I walked into a giant paradox today. I stood inside a building marked “Women and Children’s Hospital” to visit a relation whose twin daughters were born premature. After visiting in her room, she asked if my wife and I wanted to go down and see the now three-day-old miracles of life. “Of course!” we exclaimed. Who would not want to see these twenty-five week old babies?
We took an elevator up to the NICU, an intimidating place not only in name. After being scanned for valid IDs, checked against the allowed guests, and thoroughly looked up and down by the head nurse, we were allowed to proceed into the inner sanctuary.
The magnetic lock clicked; we walked inside. Before we could go more than five feet, my wife and I turned aside and scrubbed our arms up to the elbow for three and a half minutes. We then cleaned under our nails, dried our arms, and put a smock on over our clothes.
Finally, we could go forward.
We walked up to the chambers the girls lay in, and within seconds someone asked if we could be helped. If you have not noticed, the hospital takes the NICU and premature babies seriously.
I stood looking at the little girls full of needles, cords, tubes moving their little twenty-five week old arms and legs. I was astounded at the level of life these two babies showed. Chests heaved defying the icy cold grips of death. These little twelve-inch, one & a half pound marvels were vibrant! One of the babies kicked her legs and moved her arms several times.
Babies in the NICU ward have their own doctor. Twelve nurses rotate shifts to cover and care for the babies. Hundreds of thousands of dollars of machines stood alert watching and beeping while these little champions battle and grow.
I stood inside a paradox.
Because less than three floors below, babies this age were being aborted.
My mind was struck with a sobering thought: what makes those little babies any different than these two precious girls laboring to breathe before my eyes? All political comments and points aside—how are the babies being given 24/7 care on one floor while life of the same age is snuffed out just floors below? I do not buy the myth and lie fetuses are not human beings until living on their own. I cannot. I witnessed two baby girls breathing in a world they should not have seen for another three or four months. Only an emergency c-section separated these twenty-five week old babies from their peers.

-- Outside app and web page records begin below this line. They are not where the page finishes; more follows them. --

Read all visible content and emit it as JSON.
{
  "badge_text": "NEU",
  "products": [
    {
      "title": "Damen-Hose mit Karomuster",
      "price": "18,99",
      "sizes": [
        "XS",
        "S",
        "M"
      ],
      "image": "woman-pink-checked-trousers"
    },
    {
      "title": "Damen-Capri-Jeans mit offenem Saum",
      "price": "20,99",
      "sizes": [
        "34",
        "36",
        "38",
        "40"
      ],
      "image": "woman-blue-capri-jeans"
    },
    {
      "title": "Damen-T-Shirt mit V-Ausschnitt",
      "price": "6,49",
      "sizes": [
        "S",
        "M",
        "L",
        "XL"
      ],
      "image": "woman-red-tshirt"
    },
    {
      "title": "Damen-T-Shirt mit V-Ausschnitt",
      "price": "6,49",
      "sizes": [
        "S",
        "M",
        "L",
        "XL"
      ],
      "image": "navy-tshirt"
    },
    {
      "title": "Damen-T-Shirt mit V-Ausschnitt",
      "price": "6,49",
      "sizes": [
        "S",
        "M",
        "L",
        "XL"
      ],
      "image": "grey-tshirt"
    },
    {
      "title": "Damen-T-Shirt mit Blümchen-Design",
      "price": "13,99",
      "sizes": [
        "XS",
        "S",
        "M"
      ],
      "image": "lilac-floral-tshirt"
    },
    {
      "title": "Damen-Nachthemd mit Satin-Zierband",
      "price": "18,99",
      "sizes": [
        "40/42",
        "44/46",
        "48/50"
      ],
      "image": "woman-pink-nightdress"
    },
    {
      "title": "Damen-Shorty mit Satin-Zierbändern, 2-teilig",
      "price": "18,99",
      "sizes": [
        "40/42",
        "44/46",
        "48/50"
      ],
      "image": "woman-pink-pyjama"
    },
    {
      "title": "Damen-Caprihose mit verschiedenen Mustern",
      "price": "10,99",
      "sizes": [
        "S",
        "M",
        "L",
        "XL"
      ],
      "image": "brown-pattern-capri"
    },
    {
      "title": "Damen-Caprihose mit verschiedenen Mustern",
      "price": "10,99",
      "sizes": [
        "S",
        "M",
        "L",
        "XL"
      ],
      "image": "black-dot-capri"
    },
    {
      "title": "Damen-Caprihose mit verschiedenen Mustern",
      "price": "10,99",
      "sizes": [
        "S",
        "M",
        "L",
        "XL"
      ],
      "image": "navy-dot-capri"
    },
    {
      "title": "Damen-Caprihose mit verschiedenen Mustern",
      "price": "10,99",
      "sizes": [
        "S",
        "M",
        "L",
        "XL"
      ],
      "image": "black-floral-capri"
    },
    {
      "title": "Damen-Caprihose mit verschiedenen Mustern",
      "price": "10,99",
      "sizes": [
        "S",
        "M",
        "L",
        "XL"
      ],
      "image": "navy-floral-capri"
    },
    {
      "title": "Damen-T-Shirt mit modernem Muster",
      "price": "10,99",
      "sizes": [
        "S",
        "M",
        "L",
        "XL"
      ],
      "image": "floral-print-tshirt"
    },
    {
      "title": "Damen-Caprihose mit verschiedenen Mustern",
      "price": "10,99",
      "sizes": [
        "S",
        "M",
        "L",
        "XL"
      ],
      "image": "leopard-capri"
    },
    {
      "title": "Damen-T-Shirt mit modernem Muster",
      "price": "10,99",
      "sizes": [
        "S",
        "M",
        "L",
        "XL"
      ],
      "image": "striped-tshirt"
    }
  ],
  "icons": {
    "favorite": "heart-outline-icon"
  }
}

One day after the fortieth anniversary of Roe vs. Wade, I am left speechless. I cannot understand how a place dedicated to protecting twenty-five week old premature babies does not see a distinction between them and the blobs of tissue being aborted.
Why are we so blind to this paradox of life and death?
We are willing to spend hundreds of thousands of dollars to save premature infants, but we turn a blind eye to the murdering of fetuses the same age. Why so blind, my friends?